‘Communities where an oral tradition predominates are so much out of the experience of the modern Western world that it is extremely difficult for anyone without first-hand knowledge to imagine how a language can be cultivated without being written to any extent, or what an oral literature is like, or how it is propagated and added to from generation to generation,’ he wrote.
To John the Gaelic mind existed in a vertical plane – it had ‘historical continuity and a religious sense’, whereas the consciousness of the modern West existed in a horizontal plane – it had breadth, it knew a little about a lot, but it was concerned with purely contemporary happenings which were forgotten soon after they happened. ‘There is a profound difference between the two attitudes, which represent the different spirits of different ages, and are very much in conflict.’
Working in this ‘vertical plane’ could yield amazing results – storytellers in the Hebrides could go back 1,000 years to the Vikings for material for their stories, which they made vivid with a strong sense of reality. But these sources were not easy for the outsider to access. Recitals of oral tradition did not often take place in public, belonging to the fireside or everyday tasks such as rocking the cradle, milking the cows, waulking the home-made cloth, or rowing boats. To be present at these events required the collector to be trusted by the performers and invited into their homes or working lives, and that took time, patience and empathy.

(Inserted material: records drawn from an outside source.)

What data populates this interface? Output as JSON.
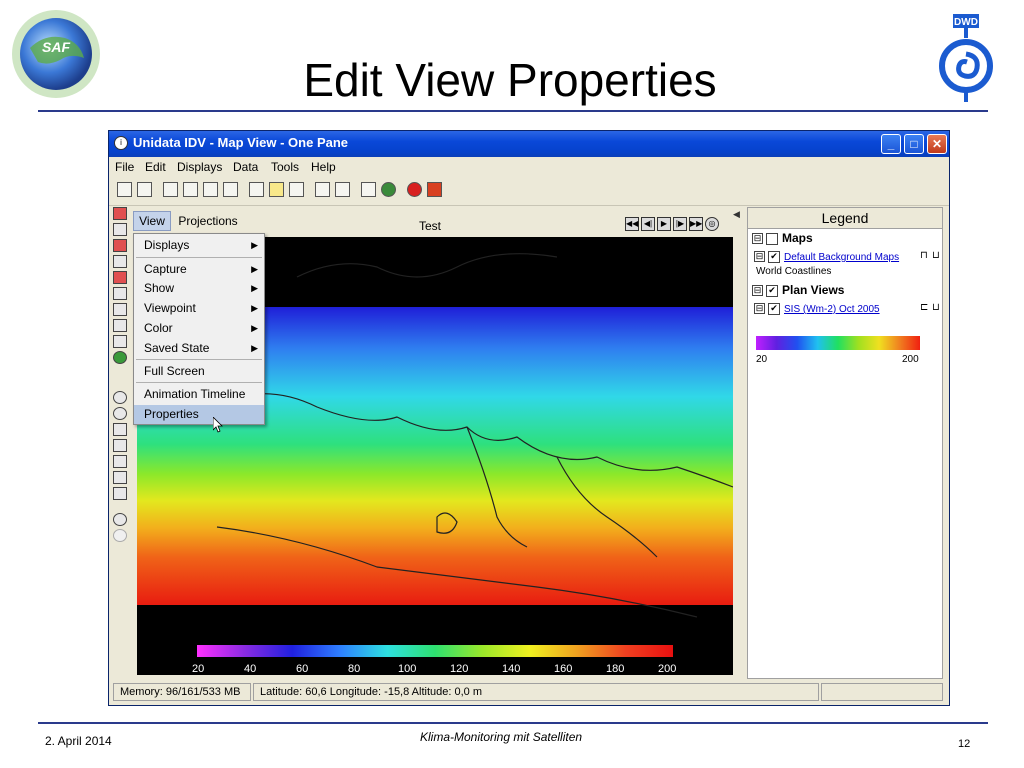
{
  "slide": {
    "title": "Edit View Properties",
    "logo_left_text": "THE SAF ON CLIMATE MONITORING",
    "logo_right_text": "DWD",
    "footer_date": "2. April 2014",
    "footer_center": "Klima-Monitoring mit Satelliten",
    "page_number": "12"
  },
  "window": {
    "title": "Unidata IDV - Map View - One Pane",
    "controls": {
      "minimize": "_",
      "maximize": "□",
      "close": "✕"
    },
    "menubar": [
      "File",
      "Edit",
      "Displays",
      "Data",
      "Tools",
      "Help"
    ]
  },
  "view_panel": {
    "tabs": [
      "View",
      "Projections"
    ],
    "map_label": "Test",
    "anim_buttons": [
      "◀◀",
      "◀|",
      "▶",
      "|▶",
      "▶▶",
      "◎"
    ],
    "colorbar_labels": [
      "20",
      "40",
      "60",
      "80",
      "100",
      "120",
      "140",
      "160",
      "180",
      "200"
    ]
  },
  "view_menu": {
    "items": [
      {
        "label": "Displays",
        "submenu": true
      },
      {
        "label": "Capture",
        "submenu": true
      },
      {
        "label": "Show",
        "submenu": true
      },
      {
        "label": "Viewpoint",
        "submenu": true
      },
      {
        "label": "Color",
        "submenu": true
      },
      {
        "label": "Saved State",
        "submenu": true
      },
      {
        "label": "Full Screen",
        "submenu": false
      },
      {
        "label": "Animation Timeline",
        "submenu": false
      },
      {
        "label": "Properties",
        "submenu": false
      }
    ],
    "arrow": "▶",
    "highlighted": "Properties"
  },
  "legend": {
    "header": "Legend",
    "collapse_glyph": "◀",
    "maps_group": "Maps",
    "maps_item_link": "Default Background Maps",
    "maps_item_sub": "World Coastlines",
    "plan_group": "Plan Views",
    "plan_item_link": "SIS (Wm-2) Oct 2005",
    "colorbar_min": "20",
    "colorbar_max": "200",
    "expand_glyph": "⊟",
    "check_glyph": "✔"
  },
  "statusbar": {
    "memory": "Memory: 96/161/533 MB",
    "position": "Latitude:   60,6 Longitude:  -15,8 Altitude:    0,0 m"
  }
}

The great treasure trove of folklore collected by both John and Margaret is testament to the trust and respect they inspired in Hebridean communities, and none more so than South Uist, and Barra.
One inspirational storyteller was The Coddy (less often called by his real name, John MacPherson). It was The Coddy who not only provided John Campbell with accommodation in a guest house he ran at Northbay, but was to teach him Gaelic and help him achieve the blas, fluency with the spoken language which would enable him to communicate easily with native speakers. The Coddy would also provide invaluable contacts and information. He knew everyone in the islands, was an exceptional source of news and gossip and was one of the chief tradition bearers – the teller of innumerable stories from Barra’s history and culture. John immediately liked him and found in him, perhaps a little of the father’s discipline he had lacked so far. In their lessons, when John stumbled over a phrase and retreated into English, the Coddy would hold up his hand to stop him: ‘Abair siod fhathast, Iain.’ (‘Say that again, John.’). John called him King of Barra.
It was also The Coddy who provided a turning point in John’s own story. In March 1938 he gave him the news that the Isle of Canna was for sale and would shortly be going on the market.